### INSTRUCTIONS TO FOLLOW
Every line below that has "resource" in it should be copied.

DATASET EXTRACT Block Start

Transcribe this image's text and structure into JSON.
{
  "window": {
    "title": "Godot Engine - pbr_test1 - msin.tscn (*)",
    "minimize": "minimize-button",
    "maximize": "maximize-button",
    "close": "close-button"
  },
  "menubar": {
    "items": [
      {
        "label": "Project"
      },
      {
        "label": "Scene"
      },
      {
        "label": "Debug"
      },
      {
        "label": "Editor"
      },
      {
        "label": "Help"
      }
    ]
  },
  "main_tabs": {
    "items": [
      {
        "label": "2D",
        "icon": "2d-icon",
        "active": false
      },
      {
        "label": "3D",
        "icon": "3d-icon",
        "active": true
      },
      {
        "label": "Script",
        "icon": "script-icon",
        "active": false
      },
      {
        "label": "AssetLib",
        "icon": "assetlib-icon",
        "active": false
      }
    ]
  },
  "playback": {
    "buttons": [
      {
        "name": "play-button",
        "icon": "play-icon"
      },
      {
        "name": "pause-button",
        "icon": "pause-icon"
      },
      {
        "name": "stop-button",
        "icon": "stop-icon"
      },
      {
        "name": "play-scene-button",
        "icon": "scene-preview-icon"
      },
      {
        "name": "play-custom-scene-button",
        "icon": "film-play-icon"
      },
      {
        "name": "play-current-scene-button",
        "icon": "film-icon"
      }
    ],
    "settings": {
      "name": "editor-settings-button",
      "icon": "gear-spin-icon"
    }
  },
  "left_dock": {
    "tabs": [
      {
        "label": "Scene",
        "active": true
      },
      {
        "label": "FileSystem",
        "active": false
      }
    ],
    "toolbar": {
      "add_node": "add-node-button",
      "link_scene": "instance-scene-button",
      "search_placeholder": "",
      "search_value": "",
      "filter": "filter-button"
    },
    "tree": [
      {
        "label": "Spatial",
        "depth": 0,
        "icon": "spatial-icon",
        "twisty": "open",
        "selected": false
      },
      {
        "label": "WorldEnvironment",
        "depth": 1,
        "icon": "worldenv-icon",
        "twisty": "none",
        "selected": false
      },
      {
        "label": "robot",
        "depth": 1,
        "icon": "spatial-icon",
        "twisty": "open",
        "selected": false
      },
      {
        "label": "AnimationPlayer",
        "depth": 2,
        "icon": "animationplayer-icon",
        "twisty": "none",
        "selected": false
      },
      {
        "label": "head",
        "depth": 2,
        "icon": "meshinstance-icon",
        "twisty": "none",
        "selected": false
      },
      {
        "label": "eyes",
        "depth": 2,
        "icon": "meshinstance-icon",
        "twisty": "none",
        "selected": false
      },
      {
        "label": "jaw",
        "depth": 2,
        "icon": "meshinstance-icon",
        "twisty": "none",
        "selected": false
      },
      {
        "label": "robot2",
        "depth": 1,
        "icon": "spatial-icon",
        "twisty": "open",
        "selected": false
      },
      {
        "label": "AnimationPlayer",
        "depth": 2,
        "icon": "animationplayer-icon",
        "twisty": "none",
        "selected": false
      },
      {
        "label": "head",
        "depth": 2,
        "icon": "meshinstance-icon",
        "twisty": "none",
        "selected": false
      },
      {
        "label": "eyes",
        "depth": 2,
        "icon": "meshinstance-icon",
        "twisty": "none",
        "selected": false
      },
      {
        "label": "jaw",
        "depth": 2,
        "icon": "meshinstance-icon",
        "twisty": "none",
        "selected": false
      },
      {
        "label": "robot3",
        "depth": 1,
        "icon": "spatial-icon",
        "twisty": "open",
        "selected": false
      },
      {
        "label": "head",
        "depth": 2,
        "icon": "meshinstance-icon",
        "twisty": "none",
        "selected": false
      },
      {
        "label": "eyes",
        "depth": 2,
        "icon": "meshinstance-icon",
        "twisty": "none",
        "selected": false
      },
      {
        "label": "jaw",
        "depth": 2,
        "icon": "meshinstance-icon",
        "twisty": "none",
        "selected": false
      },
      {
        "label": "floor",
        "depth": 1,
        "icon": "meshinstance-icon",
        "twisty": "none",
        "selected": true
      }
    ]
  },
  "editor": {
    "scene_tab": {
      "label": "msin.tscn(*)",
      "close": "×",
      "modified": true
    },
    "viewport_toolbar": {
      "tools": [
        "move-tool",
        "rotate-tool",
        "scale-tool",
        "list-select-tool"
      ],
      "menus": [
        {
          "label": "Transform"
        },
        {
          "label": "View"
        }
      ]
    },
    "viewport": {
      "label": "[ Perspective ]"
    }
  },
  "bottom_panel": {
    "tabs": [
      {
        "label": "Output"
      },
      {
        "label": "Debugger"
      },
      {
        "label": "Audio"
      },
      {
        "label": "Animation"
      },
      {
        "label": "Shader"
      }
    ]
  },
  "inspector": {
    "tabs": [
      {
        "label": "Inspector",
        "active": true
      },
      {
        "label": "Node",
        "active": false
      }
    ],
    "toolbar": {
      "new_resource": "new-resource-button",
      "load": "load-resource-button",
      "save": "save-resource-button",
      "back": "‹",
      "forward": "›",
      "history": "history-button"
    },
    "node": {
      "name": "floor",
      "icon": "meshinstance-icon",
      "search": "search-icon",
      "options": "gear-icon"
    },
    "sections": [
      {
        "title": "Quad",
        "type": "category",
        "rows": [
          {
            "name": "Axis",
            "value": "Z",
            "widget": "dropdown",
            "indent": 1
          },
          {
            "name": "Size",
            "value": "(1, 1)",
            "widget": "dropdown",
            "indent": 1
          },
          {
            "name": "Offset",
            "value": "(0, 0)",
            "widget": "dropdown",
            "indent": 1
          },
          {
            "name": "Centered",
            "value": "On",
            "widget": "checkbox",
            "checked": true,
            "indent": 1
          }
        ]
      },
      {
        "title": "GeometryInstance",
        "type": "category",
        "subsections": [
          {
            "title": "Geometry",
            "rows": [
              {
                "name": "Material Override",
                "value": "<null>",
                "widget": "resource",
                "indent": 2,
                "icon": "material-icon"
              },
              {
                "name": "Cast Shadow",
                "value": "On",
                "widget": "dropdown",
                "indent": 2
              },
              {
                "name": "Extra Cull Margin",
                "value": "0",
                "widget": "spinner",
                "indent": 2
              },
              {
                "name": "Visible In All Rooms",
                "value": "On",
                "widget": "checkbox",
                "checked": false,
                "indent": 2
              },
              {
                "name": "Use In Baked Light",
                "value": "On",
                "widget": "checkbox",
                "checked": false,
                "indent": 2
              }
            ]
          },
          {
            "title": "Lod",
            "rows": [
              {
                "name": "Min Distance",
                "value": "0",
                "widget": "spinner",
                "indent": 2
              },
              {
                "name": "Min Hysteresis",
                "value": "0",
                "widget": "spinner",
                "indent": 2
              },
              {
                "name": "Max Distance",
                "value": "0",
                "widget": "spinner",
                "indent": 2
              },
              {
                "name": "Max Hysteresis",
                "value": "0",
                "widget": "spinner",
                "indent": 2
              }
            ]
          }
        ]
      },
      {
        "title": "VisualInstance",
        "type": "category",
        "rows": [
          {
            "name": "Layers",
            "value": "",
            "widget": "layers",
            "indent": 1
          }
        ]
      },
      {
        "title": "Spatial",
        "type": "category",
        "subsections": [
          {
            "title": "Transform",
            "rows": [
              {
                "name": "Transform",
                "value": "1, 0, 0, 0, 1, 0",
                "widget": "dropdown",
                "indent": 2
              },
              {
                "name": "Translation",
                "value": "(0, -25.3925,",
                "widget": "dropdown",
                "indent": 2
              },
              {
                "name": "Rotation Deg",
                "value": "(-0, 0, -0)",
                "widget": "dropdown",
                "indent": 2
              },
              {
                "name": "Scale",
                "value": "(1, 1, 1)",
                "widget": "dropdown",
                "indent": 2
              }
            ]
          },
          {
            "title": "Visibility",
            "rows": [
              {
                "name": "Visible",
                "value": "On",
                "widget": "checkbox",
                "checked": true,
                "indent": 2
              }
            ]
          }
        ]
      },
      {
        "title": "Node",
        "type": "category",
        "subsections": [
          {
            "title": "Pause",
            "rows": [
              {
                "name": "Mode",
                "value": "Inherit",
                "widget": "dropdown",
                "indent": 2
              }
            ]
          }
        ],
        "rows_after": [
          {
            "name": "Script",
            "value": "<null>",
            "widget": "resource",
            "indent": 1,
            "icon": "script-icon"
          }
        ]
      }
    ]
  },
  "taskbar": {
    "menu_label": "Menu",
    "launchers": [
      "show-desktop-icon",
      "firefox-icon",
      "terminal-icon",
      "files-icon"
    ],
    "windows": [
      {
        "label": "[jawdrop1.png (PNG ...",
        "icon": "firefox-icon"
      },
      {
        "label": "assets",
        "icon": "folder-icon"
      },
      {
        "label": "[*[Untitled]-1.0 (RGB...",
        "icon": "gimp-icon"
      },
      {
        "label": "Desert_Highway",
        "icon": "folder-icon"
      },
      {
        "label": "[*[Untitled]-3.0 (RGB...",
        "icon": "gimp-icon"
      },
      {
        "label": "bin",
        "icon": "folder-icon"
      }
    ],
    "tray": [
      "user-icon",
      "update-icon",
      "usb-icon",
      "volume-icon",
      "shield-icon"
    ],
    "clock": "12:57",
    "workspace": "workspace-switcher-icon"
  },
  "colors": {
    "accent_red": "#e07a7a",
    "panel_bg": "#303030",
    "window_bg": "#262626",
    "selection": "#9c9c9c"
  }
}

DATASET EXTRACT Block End

### TASK RESULT
      "new_resource": "new-resource-button",
      "load": "load-resource-button",
      "save": "save-resource-button",
                "widget": "resource",
            "widget": "resource",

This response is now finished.